The Nutrients researchers also observe that magnesium “has been repeatedly identified as an under-consumed nutrient,” despite its important role in functions such as vitamin D metabolism and bone health and the fact that “almost every organ system is affected by the availability of Mg.”
Magnesium currently does have a DRI established; however, the Nutrients authors note that the amount of magnesium not only consumed but also absorbed by the body can differ depending on factors such as weight, sex, and ethnicity. They advise, “Current DRIs need to be updated to consider physiological factors, i.e., body mass and obesity…” There is also a need to update food databases to better estimate the amount of magnesium and other nutrients in food, they said.
Finally, the authors state, there is a need for better biomarkers to help assess nutrient deficiencies and to better target healthy dietary intake levels. “There is an opportunity to modernize vitamin and mineral intake recommendations based on biomarker or surrogate endpoint levels needed to ‘prevent deficiency’ with DRIs based on the ranges of biomarker or surrogate endpoints levels that support normal cell/organ/tissue function in healthy individuals, and to establish DRIs for bioactive compounds.”
The growing trend of personalized nutrition also requires updated nutrient targets, the authors said, adding, “We propose greater research investment in validating biomarkers and metabolic health measures and the development and use of inexpensive diagnostic devices. Data generated from such approaches will help elucidate optimal nutrient status, provide objective evaluations of an individual’s nutritional status, and serve to provide personalized nutrition guidance.”
In conclusion, the authors write, “Underconsumption of some essential nutrients and food bioactive components, especially from food alone, is still a concern in the U.S. population, even though dietary guidance recognizes the contributions from food fortification and vitamin and mineral dietary supplements. The DGA aim is to provide recommendations for healthy eating to promote health and prevent disease, and are updated periodically to incorporate current scientific evidence; yet, recommended intakes still rely on DRIs established decades ago. Moreover, U.S. DRIs define dietary intakes needed to maintain nutritional status at levels that prevent vitamin/mineral deficiency diseases; DRIs should be revised to be based on intake levels that provide cells, organs, and tissues with access to adequate amounts of micronutrients (and bioactives) to functional optimally, i.e., healthy structure/function outcomes."
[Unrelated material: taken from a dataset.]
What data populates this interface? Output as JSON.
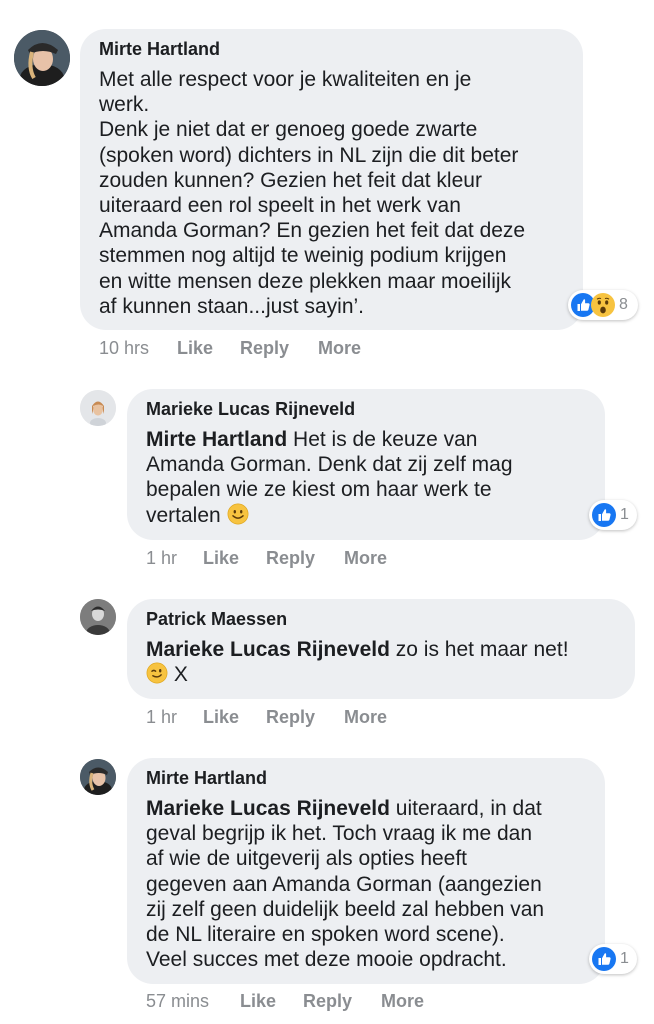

Many of the authors of the Nutrients paper were speakers at the Council for Responsible Nutrition’s (CRN; Washington, DC) October 2020 “Science in Session: 2020” virtual conference, whose focus was “challenges and opportunities for public health recommendations around dietary supplements.”